Jungians are famous for emphasizing the individual. We celebrate the journey and development of the unique person, which Jung referred to as individuation. Yet, in addition to this individual emphasis, Jung was always careful to stress the need in humans for what he called eros , which Jungians have described as “the function of relationship” or “the principle of psychic relationship”.
In short, Jung was always fundamentally concerned with the unique journey of the individual, but he always saw that as only being possible when individuals were connected by relationship. He saw the connection between people as something essential to being human.
In the particular moment of history in which we find ourselves, this is a vitally important message. Each of us as individuals, and all of us together as society need to be bound by strong cords of relationship in order to retain, and develop, what is most fundamentally human in us.
Connecting with Others; Preserving Your Inner Life
This time is important for all of us, in terms of our capacity for connection and relationship with others. It’s an essential time to explore the ways we might relate to others as creatively as possible. For our own well-being, we really have to put our effort into this. As a neuroscientist who investigates social isolation put it recently in New Yorker magazine:
So, just like we’re worried about an economic recession, we should worry about a social recession [italics mine] —a continued pattern of distancing socially, beyond the immediate pandemic, that will have broader societal effects…Dr. Julianne Holt-Lunstad, quoted in New Yorker Magazine, 23 March/20
It’s important for each of us to watch for our own patterns of distancing socially, and to seek ways to connect with others that involve hearing human voices and seeing animated human faces. It’s important for us to express connection, friendship, respect — love — to others in as many ways as we can at this time.

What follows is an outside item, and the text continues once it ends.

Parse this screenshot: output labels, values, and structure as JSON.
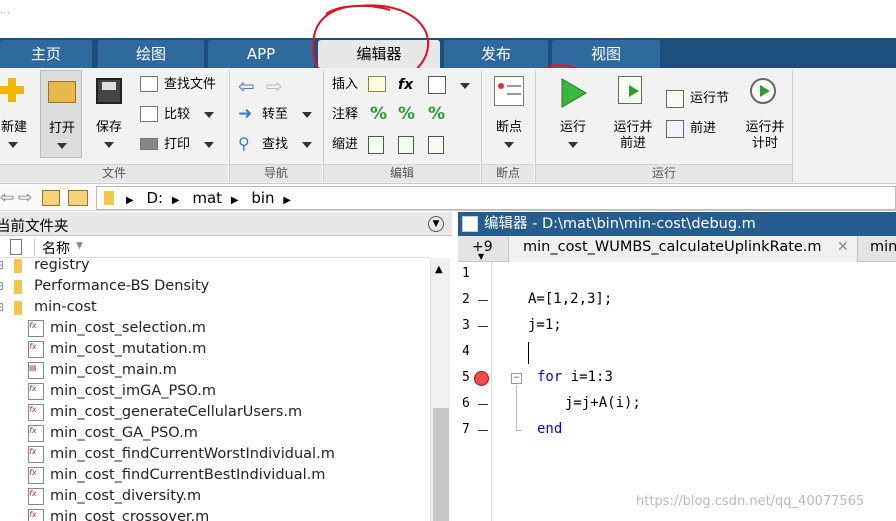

If you are finding yourself subject to: loneliness and depression;, anxiety; a tendency to want to isolate at this time; or a fear of going out, it may be very important for you to seek out psychotherapeutic support, from an appropriately qualified professional such as a /a-midlife-transition.
Wishing you peace, resilience and good connections,